She turned away from Face to Hannibal.
Hannibal nodded, not smiling, serious. Grave. No, Amy, this is not the time to think about the word ‘grave’.
“Thank you, Amy. I promise, we’ll keep you safe. Now, we need to choose our targets. Face.” He waited a moment for Face to look up from glaring at the floor, arms folded. “Face, you know the hotels best of all, pick out the ones of that kind he’s not hit yet. He could already be working at one of them.”
“It’s only been five days,” Murdock pointed out. “Do you think he’ll have left the Regency already?”
“Well, with all the extra heat, there’s been, then yeah, I think he’d move on quick. Maybe he’d fear us coming after him there. Face?” Hannibal looked at Face again.
“I’ll make a list.” His tone was still stiff, his stance rigid.
“I’ll start making the wires,” BA said.
“Right.” Hannibal nodded, and then turned to Amy and Murdock. “Okay, you two. You need making over.” He directed a critical gaze at them. Amy became self-conscious about the clothes she’d chosen for practicality and rubbed the toe of one scuffed sneaker on the back of her jeans. “Murdock, a haircut and a good suit will do it. Maybe some expensive looking accessories.”

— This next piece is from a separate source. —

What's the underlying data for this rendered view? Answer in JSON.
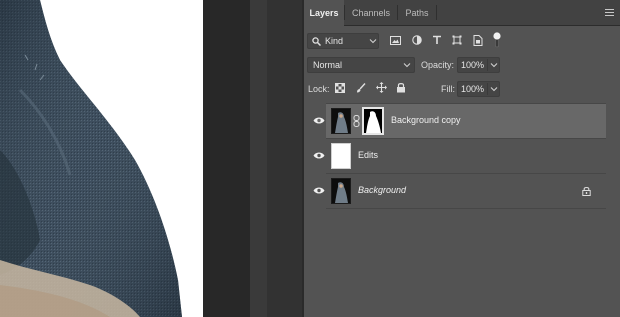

“I have a source for the very best fake Rolexes,” Face said, not looking up from the yellow pages he now had open at the hotels section.
“And Amy.” Hannibal smiled at her. “You need to get dolled up.”
“I’ve got a few things with me, make up and stuff,” Amy said, nodding at her holdall. She’d packed more than a few things that morning. Clothes, and not even certain why, she’d slipped in a few other bits and pieces. Her photo album. The engraved fountain pen her parents gave her at her college graduation. A little lacquered box of keepsakes. She shook herself. “Um, but no suitable clothes. Should I go back to my apartment?”
“Better not,” Hannibal said. “You can go shopping.”
“Yeah,” Murdock said. “You probably don’t have anything suitable anyway.”
There was a short silence. Amy raised her eyebrows at Murdock. “You don’t think I have any glamorous clothes?”
“Oh, I didn’t mean that!” Murdock protested. “Um, just maybe not the same type of glamorous. Yours are probably all really, ah, classy.”
“Are you suggesting Celia wasn’t classy?” Face asked, voice icy cold.
Murdock took a step back and raised his hand in a ‘don’t hurt me’ gesture. “Of course not! Just in a, well, a different way.”
“Murdock,” Hannibal said, “Either stop digging, or, when you get to Australia, say hi to the kangaroos. Meanwhile, I’ll go drop off Amy, for her shopping trip.”
As Hannibal drove the car away from the storage facility Amy said, “Hannibal, Murdock does have a point. I don’t really look like any of those girls. I mean you saw the pictures.”
“I saw their headshots, yeah, with their perfect makeup and hair and clothes. Fact is, Amy, that any half-way pretty girl can look like a goddess after a day in the hands of the specialists in this town.” He grinned. “So you’ve got a head start.”
“Hannibal!” She blushed and shook her head. “I thought Face was the flirt on this team?”
“Who do you think taught him what he knows?”
She laughed and felt some of her tension ebb away.
“Murdock’s right about something else,” Hannibal said. “About that different kind of glamour. Those girls were beautiful and glamorous, but in a very, shall we say, obvious, kind of way. You know what I’m talking about don’t you?”
“So that’s what I have to be,” she said, nodding. “Um, all of this is going to cost money. I’m not sure my credit card will stand it.”
“Look in the glove compartment.”
She found an envelope in there and gasped when she opened it to find it stuffed with cash.
“Spend what you need. A dress, shoes. Jewellery, ah, within reason on that. And all the rest, hair, nails, makeup.” He gave her a cheeky grin. “Waxing.”
“Hannibal! I could get out of this car right now, you know!”
He laughed and she did too. And she knew she wouldn’t get out of the car. She had made her choice.